Clicking ‘selfies’ — mental disorder, requires medical treatments, says study

New Delhi: The rising trend of clicking selfies has taken the internet by storm for the past few years and now according to a new study conducted in India clicking those selfies is likely a mental disorder which definitely needs medical treatment.

Clicking selfies and then uploading the pictures on social media for the world to see, the study called as ‘Selfitis’, has said this obsession for taking selfies could possibly be a real mental disorder which will require medical attention.

Researchers at Nottingham Trent University in the UK and the Thiagarajar School of Management (TSM) in Tamil Nadu had begun researching the phenomenon after a hoax story of American Psychiatric Association terming this ‘selfitis’ as mental disorder appeared on social media.

‘Selfitis Behaviour Scale’ is the test developed to test its severity. The scale was developed using a large number of focus groups with 200 participants and the scale was tested via a survey of 400 participants based in India since India has the most number of FB accounts, as well as tops in deaths in attempts to clicking selfies in dangerous locations.

The findings to the research were published in the International Journal of Mental Health and Addiction which have confirmed three levels of selfitis.

Six factors were identified in the tests which shows selfitis sufferers are attention
seekers, typically seeking to boost their self confidence, their mood, to increase their conformity within the social group, increase their social competency along with making records of their memories.

According to the researchers the three levels of selfitis are –Borderline, Acute selfitis and the chronic selfitis.

Borderline selfitis is defined as clicking selfies at least thrice a day but not posting them on social media.

Acute selfitis is taking selfies at least thrice a day along with posting them on social media whereas Chronic selfitis is the uncontrollable urge to click photos round the clock and uploading them on social media more than six times a day.

Mark Griffiths, from Nottingham Trent University said, “A few years ago, stories appeared in
the media claiming that the condition of selfitis was to be classed as a mental disorder by the American Psychiatric Association.”

“While the story was revealed to be a hoax, it did not mean that the condition of selfitis did not exist,” Griffiths said.

“We have now appeared to confirm its existence and developed the world’s first Selfitis Behaviour Scale to assess the condition,” he said reports Zee News.

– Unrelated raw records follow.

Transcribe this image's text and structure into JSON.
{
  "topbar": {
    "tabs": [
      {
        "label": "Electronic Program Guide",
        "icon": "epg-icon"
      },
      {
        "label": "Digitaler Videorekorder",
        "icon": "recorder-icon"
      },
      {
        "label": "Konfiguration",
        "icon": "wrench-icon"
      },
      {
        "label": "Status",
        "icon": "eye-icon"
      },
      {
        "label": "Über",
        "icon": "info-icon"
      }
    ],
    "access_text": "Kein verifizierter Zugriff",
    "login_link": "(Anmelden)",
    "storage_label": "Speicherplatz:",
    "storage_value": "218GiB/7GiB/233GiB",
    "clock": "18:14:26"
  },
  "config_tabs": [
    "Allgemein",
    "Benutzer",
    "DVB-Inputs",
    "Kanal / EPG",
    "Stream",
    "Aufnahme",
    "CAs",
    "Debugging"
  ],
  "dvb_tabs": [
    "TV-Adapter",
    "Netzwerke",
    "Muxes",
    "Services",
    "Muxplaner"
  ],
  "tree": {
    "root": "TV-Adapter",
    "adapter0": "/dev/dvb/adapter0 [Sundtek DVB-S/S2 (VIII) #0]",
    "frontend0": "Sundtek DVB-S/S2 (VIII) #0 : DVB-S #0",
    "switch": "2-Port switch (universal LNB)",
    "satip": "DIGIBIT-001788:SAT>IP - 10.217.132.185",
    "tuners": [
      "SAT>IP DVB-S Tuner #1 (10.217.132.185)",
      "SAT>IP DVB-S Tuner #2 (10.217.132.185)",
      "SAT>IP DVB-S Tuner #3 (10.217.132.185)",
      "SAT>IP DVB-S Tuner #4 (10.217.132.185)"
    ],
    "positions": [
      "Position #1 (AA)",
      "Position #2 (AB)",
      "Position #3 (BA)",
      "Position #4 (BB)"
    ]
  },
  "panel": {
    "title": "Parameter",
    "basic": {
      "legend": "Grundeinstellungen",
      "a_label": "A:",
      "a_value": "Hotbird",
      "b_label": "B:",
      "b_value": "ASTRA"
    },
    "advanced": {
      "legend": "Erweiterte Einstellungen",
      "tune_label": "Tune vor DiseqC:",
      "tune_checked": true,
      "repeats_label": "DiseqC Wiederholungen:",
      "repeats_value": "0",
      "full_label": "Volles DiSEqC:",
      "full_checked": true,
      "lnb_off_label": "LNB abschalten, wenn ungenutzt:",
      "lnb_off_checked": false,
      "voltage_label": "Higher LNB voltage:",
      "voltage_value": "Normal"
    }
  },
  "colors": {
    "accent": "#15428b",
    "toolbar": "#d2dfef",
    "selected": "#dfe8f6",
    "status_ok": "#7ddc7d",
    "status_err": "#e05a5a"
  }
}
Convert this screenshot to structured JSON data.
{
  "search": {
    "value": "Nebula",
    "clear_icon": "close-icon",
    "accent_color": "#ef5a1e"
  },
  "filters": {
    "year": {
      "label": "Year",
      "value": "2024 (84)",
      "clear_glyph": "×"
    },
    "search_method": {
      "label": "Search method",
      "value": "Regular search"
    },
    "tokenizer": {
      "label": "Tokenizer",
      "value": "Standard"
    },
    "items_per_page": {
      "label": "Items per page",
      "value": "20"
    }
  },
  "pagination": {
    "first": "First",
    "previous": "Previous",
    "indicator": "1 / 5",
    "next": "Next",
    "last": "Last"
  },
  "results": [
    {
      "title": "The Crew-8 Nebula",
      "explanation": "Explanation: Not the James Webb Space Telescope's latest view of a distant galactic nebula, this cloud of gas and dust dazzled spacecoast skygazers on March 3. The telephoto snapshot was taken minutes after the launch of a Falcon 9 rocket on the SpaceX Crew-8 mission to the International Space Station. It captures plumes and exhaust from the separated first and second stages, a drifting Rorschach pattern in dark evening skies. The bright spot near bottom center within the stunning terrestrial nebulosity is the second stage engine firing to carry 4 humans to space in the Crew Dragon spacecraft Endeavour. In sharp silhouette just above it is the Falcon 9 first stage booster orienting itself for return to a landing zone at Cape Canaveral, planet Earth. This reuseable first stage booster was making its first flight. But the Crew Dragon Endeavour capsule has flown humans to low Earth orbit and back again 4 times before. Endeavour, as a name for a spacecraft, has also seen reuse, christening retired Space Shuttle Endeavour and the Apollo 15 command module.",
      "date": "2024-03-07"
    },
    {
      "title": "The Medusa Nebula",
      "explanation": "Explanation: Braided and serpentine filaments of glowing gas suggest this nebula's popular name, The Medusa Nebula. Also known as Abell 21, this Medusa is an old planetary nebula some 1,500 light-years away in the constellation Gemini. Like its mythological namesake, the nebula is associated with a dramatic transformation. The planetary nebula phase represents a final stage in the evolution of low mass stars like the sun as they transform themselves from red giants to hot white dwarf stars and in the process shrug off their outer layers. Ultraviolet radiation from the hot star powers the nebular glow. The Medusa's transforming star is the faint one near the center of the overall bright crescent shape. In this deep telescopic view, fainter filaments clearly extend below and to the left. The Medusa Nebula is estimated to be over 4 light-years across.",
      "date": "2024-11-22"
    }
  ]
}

“Typically, those with the condition suffer from a lack of self-confidence and are seeking to ‘fit in’ with those around them, and may display symptoms similar to other potentially addictive behaviours,” said Janarthanan Balakrishnan, assistant professor at TSM.

“Now the existence of the condition appears to have been confirmed, it is hoped that further research will be carried out to understand more about how and why people develop this potentially obsessive behaviour, and what can be done to help people who are the most affected,” he said.